I Capture the Castle has been on my physical book shelf for at least twenty years. I have always meant to read it because it’s just one of those books that I felt like I should read. In her article “Why I Capture the Castle has gained a secret cult of book lovers”, Constance Grady writes “I Capture the Castle is that kind of book. It’s not quite famous, even among Smith’s works (her most famous title would be 101 Dalmatians), but for a certain kind of reader — mostly women, mostly bookish — it is perfect. Once you read it, you fall in love with it, and from then on you’re part of a secret club, self-selecting and wildly enthusiastic.” (Vox)
The novel’s narrator, 17-year-old Cassandra Mortmain, lives with her family (her father, his much younger second wife, Topaz; older sister, Rose; younger brother, Thomas, and Stephen, son of their deceased housekeeper) in a crumbling old castle in rural England. They leased the castle – crumbling though it was – when they weren’t quite so financially destitute. Cassandra’s father had written a successful book, Jacob Wrestling, a “mixture of fiction, philosophy and poetry.” The book was very successful, “particularly in America, where he made a lot of money by lecturing on it, and he seemed likely to become a very important writer indeed.” Then he stopped writing and with no income, the family fell on hard times.
The novel takes the form of Cassandra’s journal, which she writes in a short hand that no one can read but her. In it she recounts encounters with people from the village, the Vicar and Miss Marcy, the local school teacher/librarian, chief among them. She talks about her relationships with her siblings and father and stepmother. She writes about food – or lack thereof. She struggles with the awareness that Stephen has developed feelings for her.
He grows vegetables for us and looks after the hens and does a thousand odd jobs – I can’t think how we should get on without him. He is eighteen now, very fair and noble looking but his expression is just a fraction daft. He has always been rather devoted to me; father calls him my swain.
The minutiae of Cassandra’s daily life is not as dull as you might think. It’s the 1930s and it’s wonderful to read about a much simpler time and place. The castle itself, though falling down and without modern conveniences, is as romantic as you might imagine. And things don’t stay bucolic for long, anyway. Simon and Neil Cotton, American grandsons of the deceased owner of the castle, arrive and shake things up for the Mortmains.
Dodie Smith is probably best known for writing 101 Dalmatians, and while everyone has certainly heard of that story, it feels lovely to now be among the special group of women who have spent time with Cassandra.
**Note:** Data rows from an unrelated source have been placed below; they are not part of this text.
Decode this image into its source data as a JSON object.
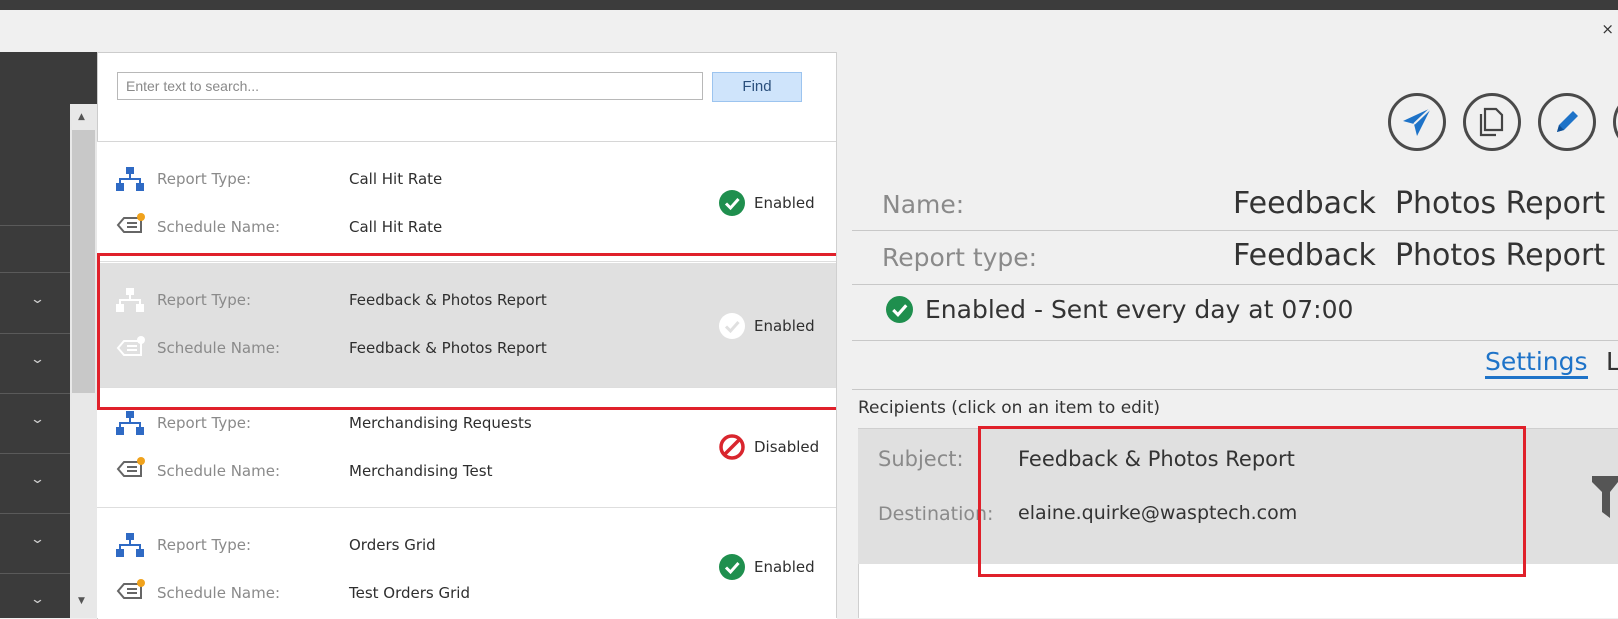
{
  "window": {
    "close_glyph": "×"
  },
  "search": {
    "placeholder": "Enter text to search...",
    "find_label": "Find"
  },
  "list": {
    "items": [
      {
        "report_type_label": "Report Type:",
        "report_type": "Call Hit Rate",
        "schedule_name_label": "Schedule Name:",
        "schedule_name": "Call Hit Rate",
        "status": "Enabled",
        "status_icon": "check-circle-icon"
      },
      {
        "report_type_label": "Report Type:",
        "report_type": "Feedback & Photos Report",
        "schedule_name_label": "Schedule Name:",
        "schedule_name": "Feedback & Photos Report",
        "status": "Enabled",
        "status_icon": "check-circle-icon",
        "selected": true
      },
      {
        "report_type_label": "Report Type:",
        "report_type": "Merchandising Requests",
        "schedule_name_label": "Schedule Name:",
        "schedule_name": "Merchandising Test",
        "status": "Disabled",
        "status_icon": "disabled-icon"
      },
      {
        "report_type_label": "Report Type:",
        "report_type": "Orders Grid",
        "schedule_name_label": "Schedule Name:",
        "schedule_name": "Test Orders Grid",
        "status": "Enabled",
        "status_icon": "check-circle-icon"
      }
    ]
  },
  "detail": {
    "actions": [
      "send-icon",
      "copy-icon",
      "edit-icon"
    ],
    "name_label": "Name:",
    "name_value": "Feedback  Photos Report",
    "report_type_label": "Report type:",
    "report_type_value": "Feedback  Photos Report",
    "status_text": "Enabled - Sent every day at 07:00",
    "tabs": {
      "settings": "Settings",
      "second_partial": "Lc"
    },
    "recipients_title": "Recipients (click on an item to edit)",
    "recipient": {
      "subject_label": "Subject:",
      "subject_value": "Feedback & Photos Report",
      "destination_label": "Destination:",
      "destination_value": "elaine.quirke@wasptech.com"
    }
  },
  "colors": {
    "accent": "#1e73c8",
    "enabled": "#1f8f4e",
    "disabled": "#d9262e",
    "highlight": "#e0202a"
  }
}
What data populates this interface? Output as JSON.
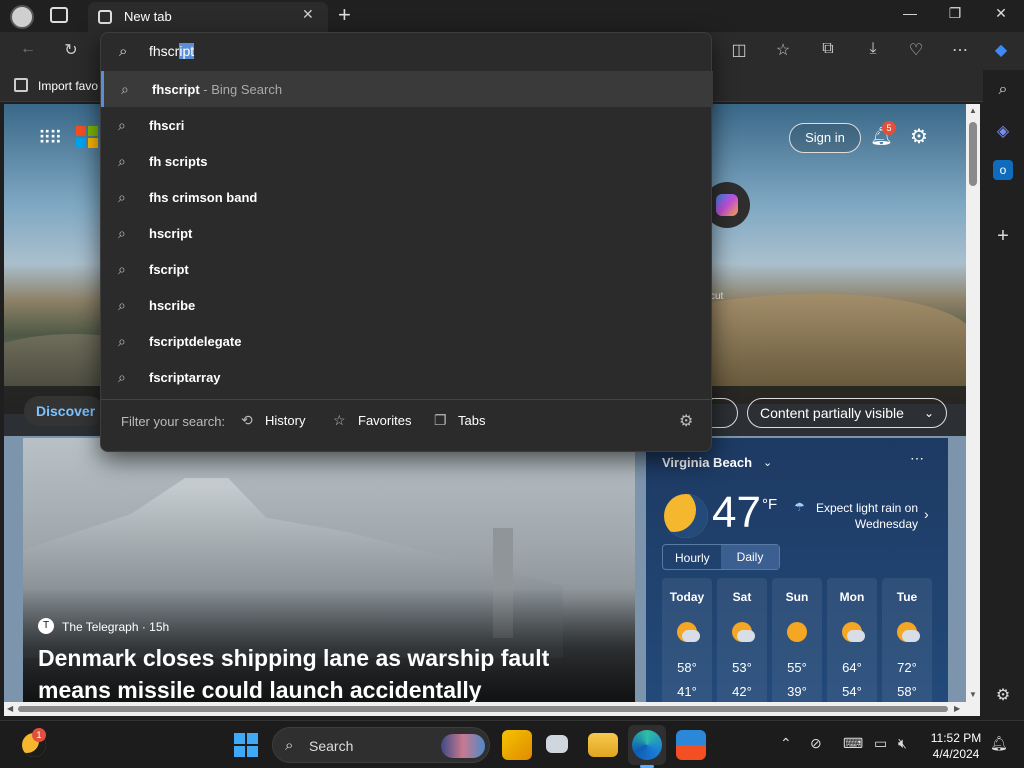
{
  "window": {
    "tab_title": "New tab",
    "minimize_icon": "—",
    "restore_icon": "❐",
    "close_icon": "✕"
  },
  "favorites_bar": {
    "import_label": "Import favo"
  },
  "omnibox": {
    "typed": "fhscr",
    "autocomplete": "ipt",
    "suggestions": [
      {
        "text": "fhscript",
        "sub": " - Bing Search",
        "active": true
      },
      {
        "text": "fhscri",
        "sub": ""
      },
      {
        "text": "fh scripts",
        "sub": ""
      },
      {
        "text": "fhs crimson band",
        "sub": ""
      },
      {
        "text": "hscript",
        "sub": ""
      },
      {
        "text": "fscript",
        "sub": ""
      },
      {
        "text": "hscribe",
        "sub": ""
      },
      {
        "text": "fscriptdelegate",
        "sub": ""
      },
      {
        "text": "fscriptarray",
        "sub": ""
      }
    ],
    "filter_label": "Filter your search:",
    "filters": [
      "History",
      "Favorites",
      "Tabs"
    ]
  },
  "page": {
    "sign_in": "Sign in",
    "notification_count": "5",
    "hero_caption": "cut",
    "discover": "Discover",
    "personalize_partial": "ze",
    "content_visibility": "Content partially visible"
  },
  "news": {
    "source": "The Telegraph · 15h",
    "headline": "Denmark closes shipping lane as warship fault means missile could launch accidentally"
  },
  "weather": {
    "location": "Virginia Beach",
    "temp": "47",
    "unit": "°F",
    "alert": "Expect light rain on Wednesday",
    "tab_hourly": "Hourly",
    "tab_daily": "Daily",
    "forecast": [
      {
        "day": "Today",
        "hi": "58°",
        "lo": "41°",
        "icon": "partly-cloudy"
      },
      {
        "day": "Sat",
        "hi": "53°",
        "lo": "42°",
        "icon": "cloudy"
      },
      {
        "day": "Sun",
        "hi": "55°",
        "lo": "39°",
        "icon": "sunny"
      },
      {
        "day": "Mon",
        "hi": "64°",
        "lo": "54°",
        "icon": "partly-cloudy"
      },
      {
        "day": "Tue",
        "hi": "72°",
        "lo": "58°",
        "icon": "partly-cloudy"
      }
    ]
  },
  "taskbar": {
    "weather_badge": "1",
    "search_label": "Search",
    "time": "11:52 PM",
    "date": "4/4/2024"
  },
  "colors": {
    "accent": "#5a8fd6",
    "taskbar_bg": "#1c1c1c",
    "badge": "#e0513d"
  }
}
She is intelligent, kind and self-deprecating and watching her negotiate her growing feelings for one of the Cotton brothers is sheer delight. I Capture the Castle is charming, beautifully written and well worth your time. Make a cup of tea, eat a scone and sink into its myriad pleasures. It will not disappoint.